Tag Archives: art

Art of the Danforth

With the art walk looming at the end of the month, we seem to have fingers in lots of lovely pies! Looking at the Art of the Danforth site, I’m increasingly excited at being involved in what I think is going to be a wonderful coming together of creativity and community.

Yellow on the DanforthWe have both contributed a set of photos for the photo mosaic. This was a great excuse to change the lens through which we were viewing our surroundings, focusing most on colour (we were asked for sets of predominantly red, blue, green and yellow shots).  We spent an absorbing sunny morning drifting down the Danforth, welcoming the warmth after an earlier chilly sunset session the night before.  Paul hasn’t got around to this yet, but I have uploaded some of my shots to Flickr. Tonight we are going to help sort and trim the mounds of photos submitted in preparation for assembling the mosaic.

On Sunday I’m going to take notes from the history group to go alongside some wonderful old photos – what a great way to become rooted in our new surroundings! We are so lucky to be part of this.

UPDATE (April 27):

The speeches from the formal launch of the first Art of the Danforth on Saturday April 24, 2010 – all the indications are that the event really is creating a sense of energy and enthusiasm along the strip! (I’ll post a proper report after the event).


Part 1

Part 2

My first published article in Canada!

Shining a light on East Danforth is included in the March/April edition of surface & symbol, the newsletter of Scarborough Arts Council (see page 4).

As I have previously mentioned in the blog, we have been volunteering for Art of the Danforth, a community arts walk scheduled for the end of April.  When I was approached to write this article, given the nature of the publication, I was asked to try to go a bit further than the ‘what, when and where’. This gave me a wonderful excuse to talk to some of the many interesting people involved in the project!

Gorging on culture

Another cultural feast – art and theatre to nourish the soul!

Taking in an opening at the AGO last Wednesday, we particularly responded to Anselm Kiefer’s Palmsonntag (Palm Sunday)
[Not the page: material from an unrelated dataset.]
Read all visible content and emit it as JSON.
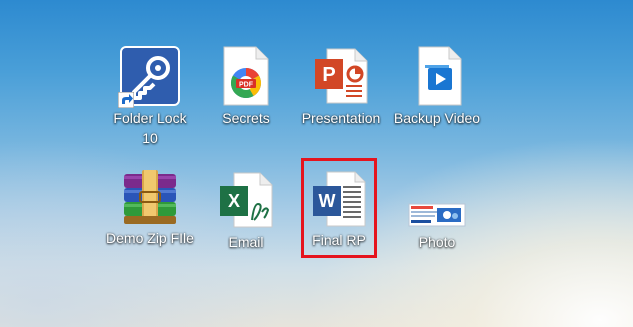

“a monumental installation consisting of a 30-foot-long palm tree cast in fiberglass and resin, its roots clotted with mud, surrounded by a cycle of 44 large paintings encased in glass and framed in lead. Overwhelming in scale and sweeping in content, Palmsonntag conveys the operatic scope of Kiefer’s creative enterprise that crosses through spiritual, religious and mythical cultural territory.”

There was something very beautiful about both the individual panels and the whole and the sense of spirit shone through even before one read the background!

I’ve been reading Robertson Davies, one of Canada’s literary icons, for years, but happened to be reaching the end of the Deptford Trilogy when I spotted a poster at our local library for a three night run of this one man show. It was being staged at Hart House , a beautiful old theatre at the heart of the university, just round the corner from Massey College where Davies reigned as Master. It seemed silly not to check if there were still tickets . . .

Davies’ speaks with a voice that is both acerbic and wise, as well as very witty.  As the Times put it in his obituary, he ‘encompassed all the great elements of life…His novels combined deep seriousness and psychological inquiry with fantasy and exuberant mirth.’ This one man show, put together entirely from his writing and lectures,  was both stimulating and entertaining!

There is no nonsense so gross that society will not, at some time, make a doctrine of it and defend it with every weapon of communal stupidity. Roberton Davies

The McMichael Canadian Art Collection

222px-Lawren_Harris_-_North_Shore,_Lake_Superior A stunning place! Gorgeous setting (which we will have to explore properly when we live here); fabulous collection of the work of Canadian artists; an exhibition of industrial images and portraits by Yousuf Karsh, one of the most important portrait photographers of the twentieth century; and ‘Challenging Traditions: contemporary first nations art of the northwest coast’, a temporary exhibition which opened yesterday.

Continue reading The McMichael Canadian Art Collection